James Purchase wrote:

.....I like Paul's suggestion of baking the material in order to sterilize it.
The highest temperature possible in a domestic oven (around 500F) is not
likely to damage the chemical or physical properties of the Flourite, but it
should be more than enough to kill anything living in the gravel. Just make
sure that you choose a fine day to do it - you might want to keep the
windows open for ventilation.

But you can't bake any gravel which is coated with plastic...

My suggestion was to cook it in a crock pot for a day.  The long cooking
time is to insure that all of the gravel-fluorite mixture gets heated to
boiling.  I suppose that an oven at 350 degrees F would work, too.  It
might be a bit more smelly, as James suggested.

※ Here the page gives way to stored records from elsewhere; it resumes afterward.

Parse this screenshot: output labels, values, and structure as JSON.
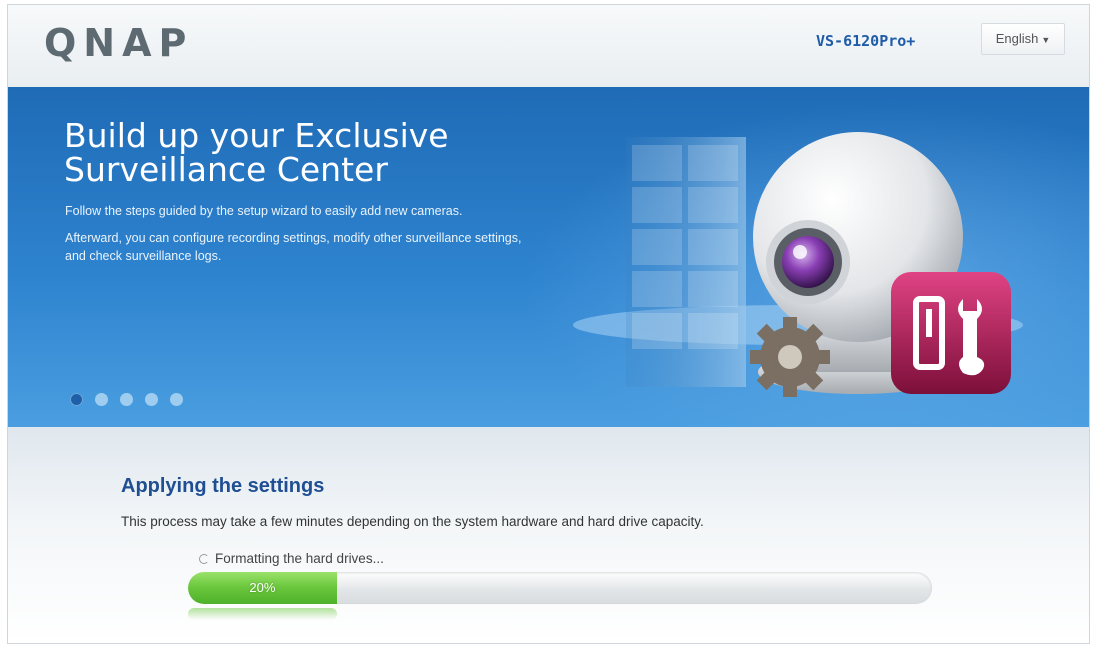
{
  "header": {
    "logo": "QNAP",
    "model": "VS-6120Pro+",
    "language": "English"
  },
  "banner": {
    "title_line1": "Build up your Exclusive",
    "title_line2": "Surveillance Center",
    "description1": "Follow the steps guided by the setup wizard to easily add new cameras.",
    "description2": "Afterward, you can configure recording settings, modify other surveillance settings, and check surveillance logs.",
    "slides": 5,
    "active_slide": 1
  },
  "apply": {
    "title": "Applying the settings",
    "description": "This process may take a few minutes depending on the system hardware and hard drive capacity.",
    "status_text": "Formatting the hard drives...",
    "progress_percent": 20,
    "progress_label": "20%"
  },
  "colors": {
    "brand_blue": "#1f5ca8",
    "banner_blue": "#2e83cf",
    "progress_green": "#6cc83d",
    "tool_icon_magenta": "#b0174f"
  },
  "icons": [
    "spinner-icon",
    "webcam-icon",
    "gear-icon",
    "settings-tool-icon",
    "chevron-down-icon"
  ]
}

I have never cooked gravel.  Since I use local soil, I don't have any need
to save it.  I just wash out the dirt, pour about 5% bleach on the gravel,
let it sit for a day or two, rinse, drain, and dry.  While the gravel is
drying, I notice that the smell changes from an anaerobic mud sort of smell
to a "sulfurous" kind of smell, like that of a burning kitchen match.  My
hypothesis is that bacteria, introduced after the bleach is rinsed away,
have colonized the gravel and oxidized a number of reduced sulfur
compounds.  Since the bacteria are present, I can assume that the bleach is

Paul Krombholz, in dry central Mississippi